__Task brief__: Your answer is every line of the material below in which the string "icon" occurs.

__Input material__:
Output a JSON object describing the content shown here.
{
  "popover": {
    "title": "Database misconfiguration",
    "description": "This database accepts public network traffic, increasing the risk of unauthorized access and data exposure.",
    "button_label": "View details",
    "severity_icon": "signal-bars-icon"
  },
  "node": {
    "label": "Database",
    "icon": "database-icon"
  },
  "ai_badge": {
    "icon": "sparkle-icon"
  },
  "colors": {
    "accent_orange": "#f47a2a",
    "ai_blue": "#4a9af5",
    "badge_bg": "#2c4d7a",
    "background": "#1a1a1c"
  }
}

__Solution to the exercise__:
    "severity_icon": "signal-bars-icon"
    "icon": "database-icon"
    "icon": "sparkle-icon"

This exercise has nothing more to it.